** Your objective **
Everything in the listing below should be repeated verbatim, apart from the pictures.

---

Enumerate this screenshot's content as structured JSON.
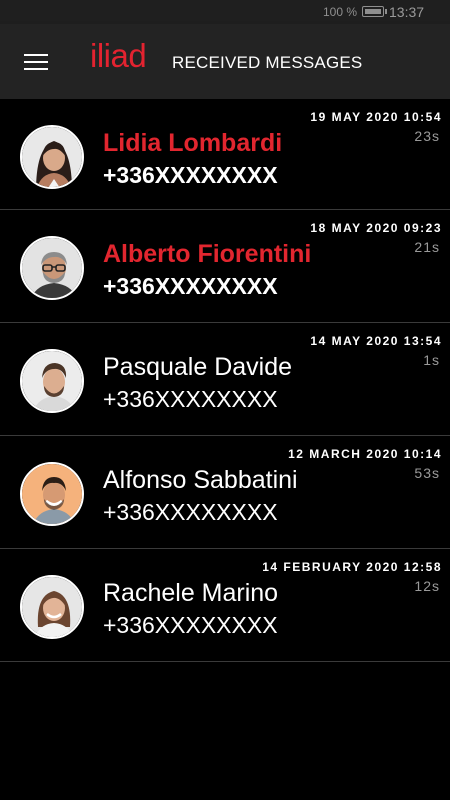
{
  "status_bar": {
    "battery": "100 %",
    "time": "13:37"
  },
  "header": {
    "logo": "iliad",
    "title": "RECEIVED MESSAGES"
  },
  "colors": {
    "accent": "#e32330",
    "background": "#000000",
    "app_bar": "#232323"
  },
  "messages": [
    {
      "name": "Lidia Lombardi",
      "number": "+336XXXXXXXX",
      "date": "19 MAY 2020 10:54",
      "duration": "23s",
      "unread": true
    },
    {
      "name": "Alberto Fiorentini",
      "number": "+336XXXXXXXX",
      "date": "18 MAY 2020 09:23",
      "duration": "21s",
      "unread": true
    },
    {
      "name": "Pasquale Davide",
      "number": "+336XXXXXXXX",
      "date": "14 MAY 2020 13:54",
      "duration": "1s",
      "unread": false
    },
    {
      "name": "Alfonso Sabbatini",
      "number": "+336XXXXXXXX",
      "date": "12 MARCH 2020 10:14",
      "duration": "53s",
      "unread": false
    },
    {
      "name": "Rachele Marino",
      "number": "+336XXXXXXXX",
      "date": "14 FEBRUARY 2020 12:58",
      "duration": "12s",
      "unread": false
    }
  ]
}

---

** Solution for this problem **
Enumerate this screenshot's content as structured JSON.
{
  "status_bar": {
    "battery": "100 %",
    "time": "13:37"
  },
  "header": {
    "logo": "iliad",
    "title": "RECEIVED MESSAGES"
  },
  "colors": {
    "accent": "#e32330",
    "background": "#000000",
    "app_bar": "#232323"
  },
  "messages": [
    {
      "name": "Lidia Lombardi",
      "number": "+336XXXXXXXX",
      "date": "19 MAY 2020 10:54",
      "duration": "23s",
      "unread": true
    },
    {
      "name": "Alberto Fiorentini",
      "number": "+336XXXXXXXX",
      "date": "18 MAY 2020 09:23",
      "duration": "21s",
      "unread": true
    },
    {
      "name": "Pasquale Davide",
      "number": "+336XXXXXXXX",
      "date": "14 MAY 2020 13:54",
      "duration": "1s",
      "unread": false
    },
    {
      "name": "Alfonso Sabbatini",
      "number": "+336XXXXXXXX",
      "date": "12 MARCH 2020 10:14",
      "duration": "53s",
      "unread": false
    },
    {
      "name": "Rachele Marino",
      "number": "+336XXXXXXXX",
      "date": "14 FEBRUARY 2020 12:58",
      "duration": "12s",
      "unread": false
    }
  ]
}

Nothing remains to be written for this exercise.